Endangered Language Alliance
Ikota is classified by linguists as a Northwest Bantu language of zone B, within Africa’s massive Niger-Congo language family. Several dialects are mentioned in the literature, including Ndambomo, Ikota-la-hua; Sake, Menzambi, Bougom, and Mahongwé, although the latter is understood by some (e.g. Jacquot 1978, Sima Mve 1990) to be a distinct language. The Mahongwé variety is primarily spoken, probably by a few thousand people at most, in the Mékambo area of Gabon and also between Makokou and Okondja in Gabon’s Haut-Ogooué province. Outsiders may know about the famous masks made by Mahongwé artists.
In the fall 2013, ELA director Daniel Kaufman led a class of 25 students at Columbia University in the documentation and description of Ikota, with our collaborator from Mekambo.
ELA volunteers who have contributed substantially to the project since then include kevin Kwong, who has annotated several texts, and Greg Feliu, who is describing the sound system of the language.
A modified Swadesh list with possessors and plurals can be heard below.
The growing corpus of recordings made in class and small group sessions is updated regularly and can be browsed below.

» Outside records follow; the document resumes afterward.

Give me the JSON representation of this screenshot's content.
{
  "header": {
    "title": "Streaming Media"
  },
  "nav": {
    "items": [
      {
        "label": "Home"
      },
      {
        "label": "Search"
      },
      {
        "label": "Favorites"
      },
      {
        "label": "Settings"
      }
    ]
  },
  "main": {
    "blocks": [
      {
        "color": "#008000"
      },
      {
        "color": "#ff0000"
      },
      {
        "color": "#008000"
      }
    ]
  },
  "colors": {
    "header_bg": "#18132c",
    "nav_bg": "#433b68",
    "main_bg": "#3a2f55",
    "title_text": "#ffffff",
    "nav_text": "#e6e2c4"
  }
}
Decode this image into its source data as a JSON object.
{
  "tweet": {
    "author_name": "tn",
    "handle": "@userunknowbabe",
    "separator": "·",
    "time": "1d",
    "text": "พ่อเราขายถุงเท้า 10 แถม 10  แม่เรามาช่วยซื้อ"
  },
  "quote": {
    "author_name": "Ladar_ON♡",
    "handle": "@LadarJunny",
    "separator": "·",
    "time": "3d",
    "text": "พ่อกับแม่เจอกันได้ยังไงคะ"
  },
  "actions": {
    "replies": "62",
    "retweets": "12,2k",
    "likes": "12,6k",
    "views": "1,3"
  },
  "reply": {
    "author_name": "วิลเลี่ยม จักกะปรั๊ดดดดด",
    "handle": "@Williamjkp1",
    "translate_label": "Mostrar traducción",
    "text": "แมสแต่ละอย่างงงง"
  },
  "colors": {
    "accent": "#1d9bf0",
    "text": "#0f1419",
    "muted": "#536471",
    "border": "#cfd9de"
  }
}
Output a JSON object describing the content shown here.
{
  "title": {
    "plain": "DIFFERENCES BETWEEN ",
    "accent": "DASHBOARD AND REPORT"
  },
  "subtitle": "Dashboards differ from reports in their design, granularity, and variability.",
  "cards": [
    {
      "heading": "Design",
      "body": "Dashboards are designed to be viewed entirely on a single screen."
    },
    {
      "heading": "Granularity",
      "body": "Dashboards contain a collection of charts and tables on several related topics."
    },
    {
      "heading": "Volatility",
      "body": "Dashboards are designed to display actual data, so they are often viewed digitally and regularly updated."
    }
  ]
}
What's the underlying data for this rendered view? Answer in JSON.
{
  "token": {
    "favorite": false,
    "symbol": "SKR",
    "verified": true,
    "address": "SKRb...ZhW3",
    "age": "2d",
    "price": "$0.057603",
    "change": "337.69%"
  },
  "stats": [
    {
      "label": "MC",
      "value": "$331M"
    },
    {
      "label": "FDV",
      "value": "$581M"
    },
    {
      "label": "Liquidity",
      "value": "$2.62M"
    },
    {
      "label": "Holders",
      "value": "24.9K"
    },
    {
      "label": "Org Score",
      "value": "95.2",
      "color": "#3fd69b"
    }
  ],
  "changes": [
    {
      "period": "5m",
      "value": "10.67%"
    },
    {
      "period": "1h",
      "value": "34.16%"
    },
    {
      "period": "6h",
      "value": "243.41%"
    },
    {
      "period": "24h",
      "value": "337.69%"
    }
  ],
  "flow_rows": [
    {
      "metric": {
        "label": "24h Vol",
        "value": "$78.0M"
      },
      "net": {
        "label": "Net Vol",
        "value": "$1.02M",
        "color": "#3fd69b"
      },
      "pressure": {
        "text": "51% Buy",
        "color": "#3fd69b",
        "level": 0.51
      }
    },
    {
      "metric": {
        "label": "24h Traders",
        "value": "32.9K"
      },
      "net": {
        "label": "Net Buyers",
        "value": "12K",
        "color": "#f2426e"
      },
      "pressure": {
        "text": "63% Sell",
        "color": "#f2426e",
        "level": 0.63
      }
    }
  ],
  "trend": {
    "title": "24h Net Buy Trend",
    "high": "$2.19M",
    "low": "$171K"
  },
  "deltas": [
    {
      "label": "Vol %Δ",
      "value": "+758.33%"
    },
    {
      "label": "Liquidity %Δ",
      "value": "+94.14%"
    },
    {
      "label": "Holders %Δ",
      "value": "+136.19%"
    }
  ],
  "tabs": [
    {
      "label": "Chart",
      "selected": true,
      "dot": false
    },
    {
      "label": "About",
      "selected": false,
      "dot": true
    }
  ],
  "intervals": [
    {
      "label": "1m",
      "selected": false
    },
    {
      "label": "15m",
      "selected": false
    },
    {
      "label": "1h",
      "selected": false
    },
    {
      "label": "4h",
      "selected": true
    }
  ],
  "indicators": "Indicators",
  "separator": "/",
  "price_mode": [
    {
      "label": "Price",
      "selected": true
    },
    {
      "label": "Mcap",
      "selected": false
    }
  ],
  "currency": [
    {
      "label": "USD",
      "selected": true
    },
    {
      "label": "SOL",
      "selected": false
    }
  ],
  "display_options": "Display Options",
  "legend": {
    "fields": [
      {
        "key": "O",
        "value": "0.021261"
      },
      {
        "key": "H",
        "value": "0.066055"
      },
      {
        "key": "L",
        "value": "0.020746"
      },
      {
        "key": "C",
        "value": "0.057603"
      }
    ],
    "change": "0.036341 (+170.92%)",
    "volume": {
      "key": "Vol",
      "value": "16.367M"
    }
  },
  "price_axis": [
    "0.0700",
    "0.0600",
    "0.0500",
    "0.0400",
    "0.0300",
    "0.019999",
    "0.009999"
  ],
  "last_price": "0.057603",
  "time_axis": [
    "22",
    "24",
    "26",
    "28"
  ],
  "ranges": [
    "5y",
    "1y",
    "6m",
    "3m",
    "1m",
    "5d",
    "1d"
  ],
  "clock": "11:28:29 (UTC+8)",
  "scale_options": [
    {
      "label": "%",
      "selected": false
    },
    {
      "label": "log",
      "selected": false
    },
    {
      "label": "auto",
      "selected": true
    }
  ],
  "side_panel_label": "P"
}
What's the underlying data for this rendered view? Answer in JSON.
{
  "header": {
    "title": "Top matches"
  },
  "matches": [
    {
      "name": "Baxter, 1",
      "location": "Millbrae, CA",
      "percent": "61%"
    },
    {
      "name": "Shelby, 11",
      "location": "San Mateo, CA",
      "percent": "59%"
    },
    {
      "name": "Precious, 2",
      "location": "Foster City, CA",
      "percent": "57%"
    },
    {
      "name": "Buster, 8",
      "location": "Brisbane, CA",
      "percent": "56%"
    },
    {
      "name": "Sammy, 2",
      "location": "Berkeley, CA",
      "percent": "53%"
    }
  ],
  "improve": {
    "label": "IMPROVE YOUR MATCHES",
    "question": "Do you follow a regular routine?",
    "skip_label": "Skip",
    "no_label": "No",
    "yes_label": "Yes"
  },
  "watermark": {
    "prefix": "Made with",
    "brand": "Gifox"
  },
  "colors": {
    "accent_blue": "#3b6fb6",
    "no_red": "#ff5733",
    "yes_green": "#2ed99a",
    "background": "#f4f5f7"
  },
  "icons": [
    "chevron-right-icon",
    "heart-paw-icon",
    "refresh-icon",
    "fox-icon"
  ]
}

Key edited texts are in the Youtube playlist above, with subtitles forthcoming.